▸ WHAT NEEDS TO BE DONE: Write the number of lines in the material below that contain "count", with no other words.

▸ PROVIDED RECORDS:
------------------------------------
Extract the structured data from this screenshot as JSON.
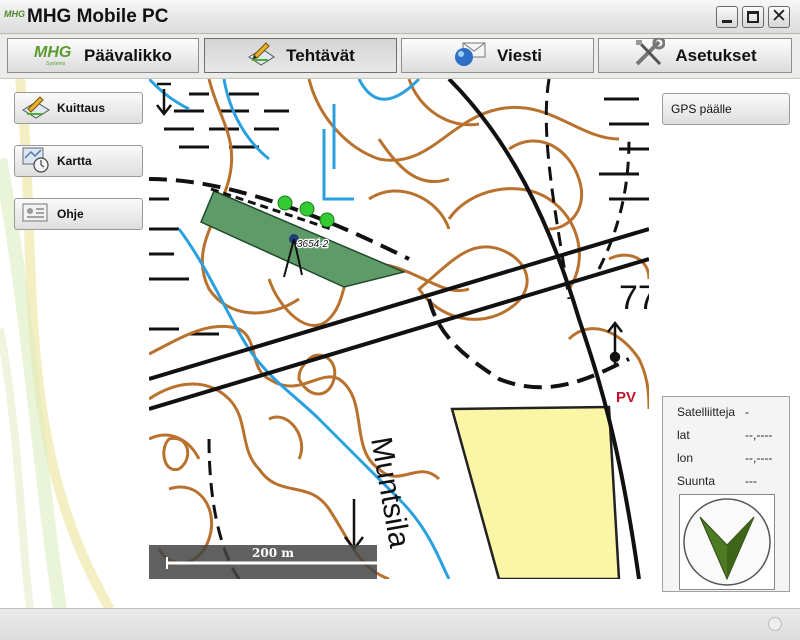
{
  "window": {
    "logo_text": "MHG",
    "title": "MHG Mobile PC"
  },
  "tabs": [
    {
      "label": "Päävalikko",
      "icon": "mhg-logo-icon"
    },
    {
      "label": "Tehtävät",
      "icon": "tasks-icon",
      "active": true
    },
    {
      "label": "Viesti",
      "icon": "message-icon"
    },
    {
      "label": "Asetukset",
      "icon": "settings-icon"
    }
  ],
  "tab_logo": {
    "main": "MHG",
    "sub": "Systems"
  },
  "sidebar": {
    "items": [
      {
        "label": "Kuittaus",
        "icon": "acknowledge-icon"
      },
      {
        "label": "Kartta",
        "icon": "map-icon"
      },
      {
        "label": "Ohje",
        "icon": "help-icon"
      }
    ]
  },
  "map": {
    "field_label": "3654-2",
    "street_label": "Muntsila",
    "marker_label": "PV",
    "number_label": "77",
    "scale_label": "200 m"
  },
  "gps": {
    "button_label": "GPS päälle",
    "satellites_label": "Satelliitteja",
    "satellites_value": "-",
    "lat_label": "lat",
    "lat_value": "--,----",
    "lon_label": "lon",
    "lon_value": "--,----",
    "heading_label": "Suunta",
    "heading_value": "---"
  },
  "colors": {
    "field_green": "#5e9b68",
    "point_green": "#33cc33",
    "contour_brown": "#b8722e",
    "water_blue": "#2aa0e0",
    "field_yellow": "#fbf6a6",
    "compass_arrow": "#4f7a24"
  }
}
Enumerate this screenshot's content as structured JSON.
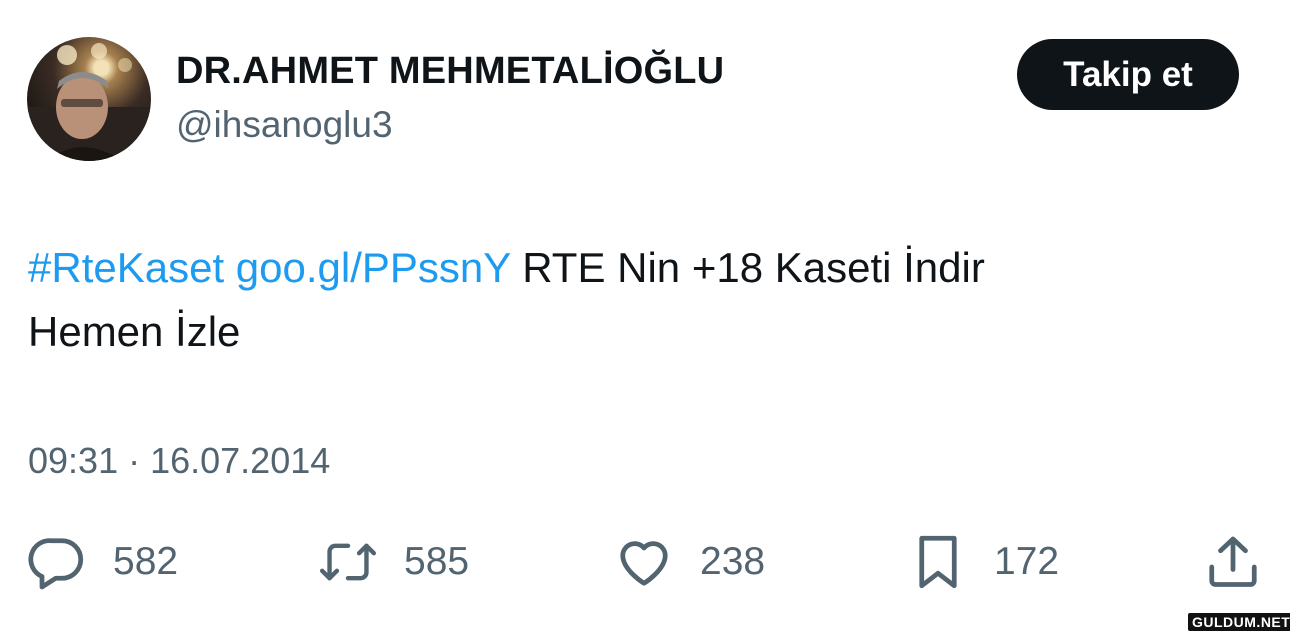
{
  "author": {
    "display_name": "DR.AHMET MEHMETALİOĞLU",
    "handle": "@ihsanoglu3",
    "avatar_icon": "profile-photo"
  },
  "follow_button": {
    "label": "Takip et"
  },
  "tweet": {
    "hashtag": "#RteKaset",
    "link": "goo.gl/PPssnY",
    "text_line1": "RTE Nin +18 Kaseti İndir",
    "text_line2": "Hemen İzle",
    "link_color": "#1d9bf0"
  },
  "timestamp": "09:31 · 16.07.2014",
  "actions": {
    "reply": {
      "icon": "reply-icon",
      "count": "582"
    },
    "retweet": {
      "icon": "retweet-icon",
      "count": "585"
    },
    "like": {
      "icon": "heart-icon",
      "count": "238"
    },
    "bookmark": {
      "icon": "bookmark-icon",
      "count": "172"
    },
    "share": {
      "icon": "share-icon"
    }
  },
  "watermark": "GULDUM.NET"
}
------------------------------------
▸ RESPONSE AREA: 4